And then I turned on my computer. And found out that not only is it a lousy day to be a mom, but it's a lousy day to be a Catholic, too. :(
Pope Benedict XVI announced his retirement this morning--an unprecedented thing, really. It's been around 600 years since a Pope retired instead of dying in office. I'm a fresh enough Catholic that I didn't even realize a Pope could retire. Though I was a Baptist with no thoughts of conversion at the time, I watched the papal election proceedings after JPII died with moderate interest. I remember seeing the smoke signals from the Vatican, and the announcement that a new Pope had been chosen, Cardinal Ratzinger. For some reason, I remembered the name, even though, since I wasn't Catholic, the question of who would be Pope really held little significance for me. But who hadn't felt some affection or respect for Pope John Paul II? Perhaps that was why I was curious about the man who would replace him.

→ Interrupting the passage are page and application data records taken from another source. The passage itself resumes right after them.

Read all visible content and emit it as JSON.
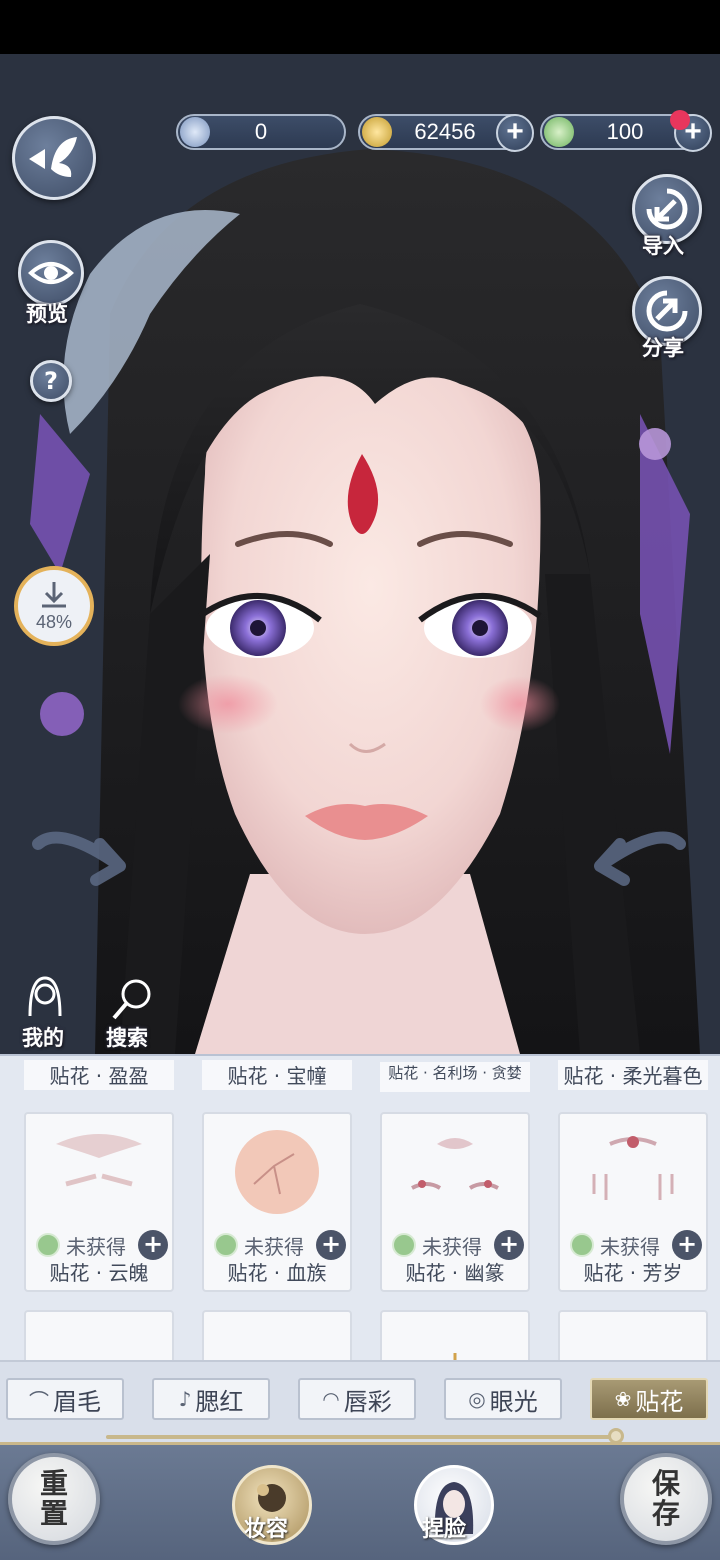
{
  "currency": {
    "jade": "0",
    "coins": "62456",
    "tokens": "100"
  },
  "side_buttons": {
    "preview_label": "预览",
    "help_glyph": "?",
    "download_percent": "48%",
    "import_label": "导入",
    "share_label": "分享",
    "mine_label": "我的",
    "search_label": "搜索"
  },
  "items": {
    "top_row_labels": [
      "贴花 · 盈盈",
      "贴花 · 宝幢",
      "贴花 · 名利场 · 贪婪",
      "贴花 · 柔光暮色"
    ],
    "cards": [
      {
        "status": "未获得",
        "name": "贴花 · 云魄"
      },
      {
        "status": "未获得",
        "name": "贴花 · 血族"
      },
      {
        "status": "未获得",
        "name": "贴花 · 幽篆"
      },
      {
        "status": "未获得",
        "name": "贴花 · 芳岁"
      }
    ]
  },
  "categories": [
    {
      "icon": "brow-icon",
      "label": "眉毛",
      "active": false
    },
    {
      "icon": "blush-icon",
      "label": "腮红",
      "active": false
    },
    {
      "icon": "lips-icon",
      "label": "唇彩",
      "active": false
    },
    {
      "icon": "eye-icon",
      "label": "眼光",
      "active": false
    },
    {
      "icon": "lotus-icon",
      "label": "贴花",
      "active": true
    }
  ],
  "bottom_nav": {
    "reset": "重置",
    "makeup": "妆容",
    "face": "捏脸",
    "save": "保存"
  },
  "colors": {
    "accent_gold": "#c8b88c",
    "panel_bg": "#e3e8f1",
    "nav_bg": "#6b7a93",
    "notification": "#e8365d"
  }
}
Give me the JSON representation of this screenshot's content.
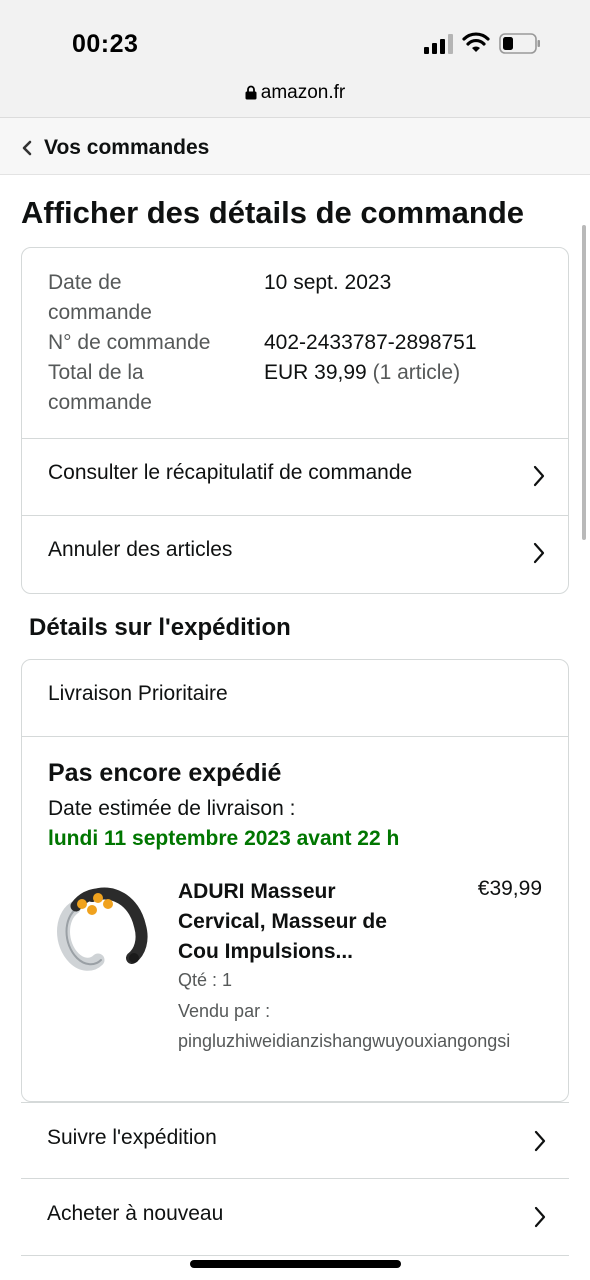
{
  "status": {
    "time": "00:23"
  },
  "browser": {
    "url": "amazon.fr"
  },
  "nav": {
    "back_label": "Vos commandes"
  },
  "page": {
    "title": "Afficher des détails de commande"
  },
  "order": {
    "date_label_1": "Date de",
    "date_label_2": "commande",
    "date_value": "10 sept. 2023",
    "number_label": "N° de commande",
    "number_value": "402-2433787-2898751",
    "total_label_1": "Total de la",
    "total_label_2": "commande",
    "total_value": "EUR 39,99",
    "total_count": "(1 article)",
    "summary_link": "Consulter le récapitulatif de commande",
    "cancel_link": "Annuler des articles"
  },
  "shipping": {
    "section_title": "Détails sur l'expédition",
    "method": "Livraison Prioritaire",
    "status": "Pas encore expédié",
    "estimate_label": "Date estimée de livraison :",
    "estimate_date": "lundi 11 septembre 2023 avant 22 h",
    "product": {
      "title_line1": "ADURI Masseur",
      "title_line2": "Cervical, Masseur de",
      "title_line3": "Cou Impulsions...",
      "price": "€39,99",
      "qty": "Qté : 1",
      "seller_label": "Vendu par :",
      "seller": "pingluzhiweidianzishangwuyouxiangongsi"
    },
    "track_link": "Suivre l'expédition",
    "rebuy_link": "Acheter à nouveau"
  },
  "colors": {
    "green_date": "#007600",
    "border": "#d5d9d9",
    "muted_text": "#565959"
  }
}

Since then, nearly eight years have passed. Three of my children have been born during Benedict's relatively brief pontificate, and last year, after a great deal of study and surprise, I made the decision to join the Catholic Church. And I read some of Pope Benedict's writings. I can honestly say I've come to like and respect him, and I truly appreciate the work he has done for the Church. I hope his successor will continue some of the work he has really only begun.
So, I approach the season of Lent with a renewed fervor and sense of urgency. All of us would do well to offer our prayers (and sacrifices) for Pope Benedict, for his successor, and for the men who will be charged with selecting said successor. Oh, don't get me wrong. :) I know very well that our Lord always has a plan. He already has a man in mind for the job. Still, the members of the conclave will have to listen to the Holy Spirit, and hear His voice well. And the man himself will have to sit in the chair of St. Peter and lead the Church well. They will need the prayers of the faithful. As for Pope Benedict, I give thanks for the years he served, and pray that God will bless him in his retirement.
Still, it's hard to believe that by the time I make my first Communion in just a few short weeks, the Catholic Church will have a new Pope. Speculation has already begun, of course. Who will it be? How will he lead? And, in "news" articles written by those who clearly don't have the genius level understanding of this convert of less than a year (did you choke on the sarcasm?), how will the Church handle the "conflict" of "two popes"? Well, I don't know. How is the United States currently handling about four Presidents? Oh, you mean only one of them is actually President right now? I had no idea. I mean, we even call the two Bushes and Clinton "Mr. President" still, don't we? Yes, this is very unusual. But I don't see why it should be so difficult to understand. And for heaven's sake, if you're going to write and publish a national news article about the Catholic Church, do yourself a favor and gain an understanding of how the Church works and what we believe. Otherwise, you just look like an idiot.
Okay, rant over.
God bless us, every one.